Miss the Vermont International Film Festival? This weekend, you have another chance to see four hits from last fall’s fest on a big screen, including the acclaimed global-warming documentary Chasing Ice. See more info below.

Vermont International Film Festival Showcase. Saturday, March 9: "Chasing Ice" (1 p.m.), "Green" (3 p.m.). Sunday, March 10: "Detropia" (1 p.m.); "Where Do We Go Now?" (3 p.m.). All at the ECHO Lake Aquarium and Science Center, Burlington. $5-10 per film.


Calling all comics fans: The makers of Cartoon College, a documentary about the Center for Cartoon Studies in White River Junction, hope to screen their film at Merrill’s Roxy Cinemas on April 6. But first they need to sell enough tickets via Tix will go on sale March 8 for the effort to bring the film — and a Q&A with cartoonists such as James Sturm — to the Queen City.

Cartoon College campaign:


Cute, or über-cute? Royalton couple Myra and Jim Hudson used their natural resources — kids and ponies — to make a feature-length Western with a cast composed entirely of youngsters. Watch the trailer for Pasghetti Western on YouTube.


Want to appear in a documentary? This Friday and Sunday, Burlington’s Dreamlike Pictures will be at Off Center for the Dramatic Arts to film two performances of a one-man show by nonagenarian Garry Davis, who lives in Burlington but considers himself a citizen of all nations. Footage from the performances will feature in a full-length documentary about Davis from California-based director Arthur Kanegis.

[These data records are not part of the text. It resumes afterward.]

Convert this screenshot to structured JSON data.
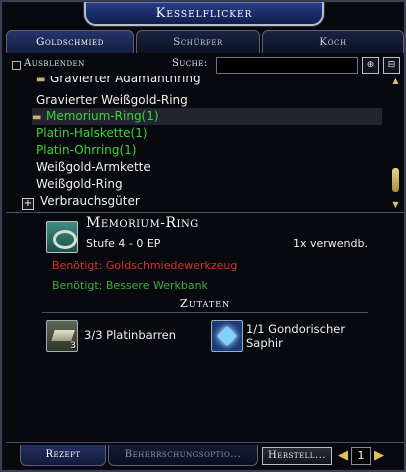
{
  "window": {
    "title": "Kesselflicker"
  },
  "tabs": [
    {
      "label": "Goldschmied",
      "active": true
    },
    {
      "label": "Schürfer",
      "active": false
    },
    {
      "label": "Koch",
      "active": false
    }
  ],
  "filter": {
    "hide_label": "Ausblenden",
    "hide_checked": false,
    "search_label": "Suche:",
    "search_value": "",
    "btn1_glyph": "⊕",
    "btn2_glyph": "⊟"
  },
  "recipe_list": {
    "rows": [
      {
        "label": "Gravierter Adamanthring",
        "color": "white",
        "partial": true
      },
      {
        "label": "Gravierter Weißgold-Ring",
        "color": "white"
      },
      {
        "label": "Memorium-Ring(1)",
        "color": "green",
        "selected": true,
        "has_tool_icon": true
      },
      {
        "label": "Platin-Halskette(1)",
        "color": "green"
      },
      {
        "label": "Platin-Ohrring(1)",
        "color": "green"
      },
      {
        "label": "Weißgold-Armkette",
        "color": "white"
      },
      {
        "label": "Weißgold-Ring",
        "color": "white"
      },
      {
        "label": "Verbrauchsgüter",
        "color": "white",
        "category": true
      }
    ]
  },
  "detail": {
    "name": "Memorium-Ring",
    "level": "Stufe 4 - 0 EP",
    "uses": "1x verwendb.",
    "requirement_missing": "Benötigt: Goldschmiedewerkzeug",
    "requirement_met": "Benötigt: Bessere Werkbank",
    "ingredients_header": "Zutaten",
    "ingredients": [
      {
        "label": "3/3 Platinbarren",
        "badge": "3",
        "icon": "platinum-bar-icon"
      },
      {
        "label": "1/1 Gondorischer Saphir",
        "badge": "",
        "icon": "sapphire-icon"
      }
    ]
  },
  "bottom": {
    "tab_recipe": "Rezept",
    "tab_mastery": "Beherrschungsoptio...",
    "make_button": "Herstell...",
    "quantity": "1"
  },
  "colors": {
    "green_text": "#3ed33a",
    "red_text": "#d8332a",
    "title_blue": "#182a66"
  }
}
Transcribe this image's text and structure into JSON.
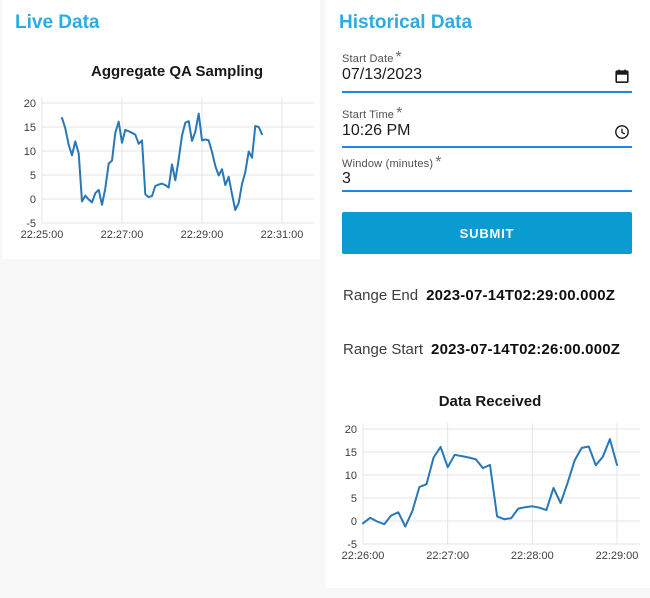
{
  "left_panel": {
    "heading": "Live Data"
  },
  "right_panel": {
    "heading": "Historical Data",
    "form": {
      "start_date": {
        "label": "Start Date",
        "required_marker": "*",
        "value": "07/13/2023"
      },
      "start_time": {
        "label": "Start Time",
        "required_marker": "*",
        "value": "10:26 PM"
      },
      "window": {
        "label": "Window (minutes)",
        "required_marker": "*",
        "value": "3"
      },
      "submit_label": "SUBMIT"
    },
    "range_end": {
      "label": "Range End",
      "value": "2023-07-14T02:29:00.000Z"
    },
    "range_start": {
      "label": "Range Start",
      "value": "2023-07-14T02:26:00.000Z"
    }
  },
  "icons": {
    "date_picker": "calendar-icon",
    "time_picker": "clock-icon"
  },
  "colors": {
    "heading_accent": "#2bace3",
    "underline_accent": "#1e88e5",
    "submit_bg": "#0a9bd0",
    "submit_text": "#ffffff",
    "chart_line": "#2878b8",
    "grid_line": "#e4e4e4",
    "page_bg": "#f8f8f8",
    "card_bg": "#ffffff"
  },
  "chart_data": [
    {
      "type": "line",
      "name": "aggregate-qa-sampling",
      "title": "Aggregate QA Sampling",
      "start_time": "22:25:30",
      "interval_seconds": 5,
      "x_range": [
        "22:25:00",
        "22:31:00"
      ],
      "x_ticks": [
        "22:25:00",
        "22:27:00",
        "22:29:00",
        "22:31:00"
      ],
      "y_ticks": [
        20,
        15,
        10,
        5,
        0,
        -5
      ],
      "y_range": [
        -5,
        20
      ],
      "line_color": "#2878b8",
      "values": [
        16.9,
        14.7,
        11.3,
        9.1,
        12.0,
        9.5,
        -0.5,
        0.7,
        -0.1,
        -0.7,
        1.2,
        1.9,
        -1.2,
        2.2,
        7.4,
        8.0,
        13.8,
        16.1,
        11.7,
        14.4,
        14.1,
        13.8,
        13.4,
        11.5,
        12.2,
        1.0,
        0.4,
        0.6,
        2.7,
        3.0,
        3.2,
        2.9,
        2.4,
        7.2,
        3.9,
        8.3,
        13.2,
        15.9,
        16.2,
        12.1,
        14.0,
        17.8,
        12.2,
        12.4,
        12.2,
        9.8,
        6.9,
        4.9,
        6.2,
        2.9,
        4.6,
        1.0,
        -2.3,
        -0.8,
        3.1,
        5.6,
        9.9,
        8.6,
        15.2,
        15.0,
        13.5
      ]
    },
    {
      "type": "line",
      "name": "data-received",
      "title": "Data Received",
      "start_time": "22:26:00",
      "interval_seconds": 5,
      "x_range": [
        "22:26:00",
        "22:29:00"
      ],
      "x_ticks": [
        "22:26:00",
        "22:27:00",
        "22:28:00",
        "22:29:00"
      ],
      "y_ticks": [
        20,
        15,
        10,
        5,
        0,
        -5
      ],
      "y_range": [
        -5,
        20
      ],
      "line_color": "#2878b8",
      "values": [
        -0.5,
        0.7,
        -0.1,
        -0.7,
        1.2,
        1.9,
        -1.2,
        2.2,
        7.4,
        8.0,
        13.8,
        16.1,
        11.7,
        14.4,
        14.1,
        13.8,
        13.4,
        11.5,
        12.2,
        1.0,
        0.4,
        0.6,
        2.7,
        3.0,
        3.2,
        2.9,
        2.4,
        7.2,
        3.9,
        8.3,
        13.2,
        15.9,
        16.2,
        12.1,
        14.0,
        17.8,
        12.2
      ]
    }
  ]
}
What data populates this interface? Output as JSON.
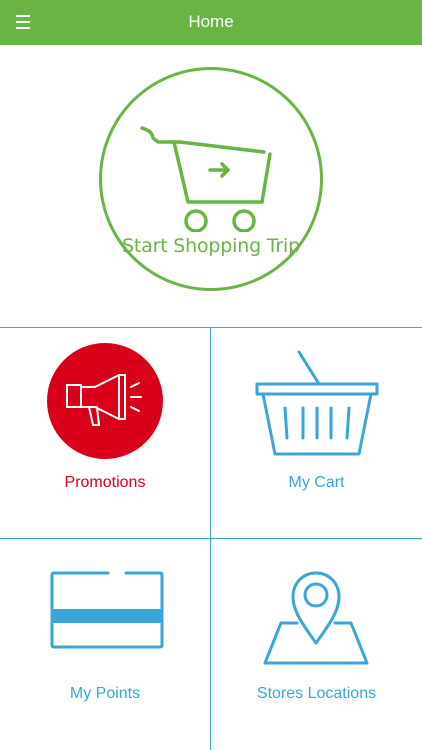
{
  "header": {
    "title": "Home",
    "menu_icon": "hamburger-menu-icon"
  },
  "hero": {
    "start_label": "Start Shopping Trip",
    "icon": "shopping-cart-arrow-icon"
  },
  "tiles": [
    {
      "label": "Promotions",
      "icon": "megaphone-icon",
      "color": "#d9001a"
    },
    {
      "label": "My Cart",
      "icon": "basket-icon",
      "color": "#3aa6d8"
    },
    {
      "label": "My Points",
      "icon": "card-icon",
      "color": "#3aa6d8"
    },
    {
      "label": "Stores Locations",
      "icon": "map-pin-icon",
      "color": "#3aa6d8"
    }
  ],
  "colors": {
    "header_bg": "#6ab446",
    "accent_green": "#6ab446",
    "accent_blue": "#3aa6d8",
    "accent_red": "#d9001a"
  }
}
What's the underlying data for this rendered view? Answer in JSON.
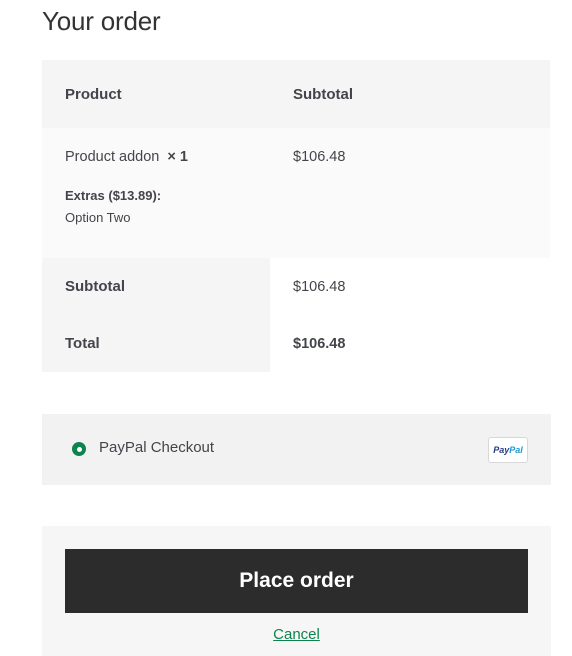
{
  "heading": "Your order",
  "table": {
    "head": {
      "product": "Product",
      "subtotal": "Subtotal"
    },
    "item": {
      "name": "Product addon",
      "qty": "× 1",
      "meta_key": "Extras ($13.89):",
      "meta_value": "Option Two",
      "subtotal": "$106.48"
    },
    "totals": {
      "subtotal_label": "Subtotal",
      "subtotal_value": "$106.48",
      "total_label": "Total",
      "total_value": "$106.48"
    }
  },
  "payment": {
    "method_label": "PayPal Checkout",
    "selected": true,
    "logo_text_a": "Pay",
    "logo_text_b": "Pal",
    "radio_color": "#0f834d"
  },
  "actions": {
    "place_order": "Place order",
    "cancel": "Cancel",
    "link_color": "#0f834d"
  }
}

"My Country Is the World and the World Is My Stage: The True Story of Garry Davis." Friday, March 8, 7 p.m. (in English) and Sunday, March 10, 2 p.m. (in French) at Off Center for the Dramatic Arts in Burlington. $5 suggested donation. No late seating.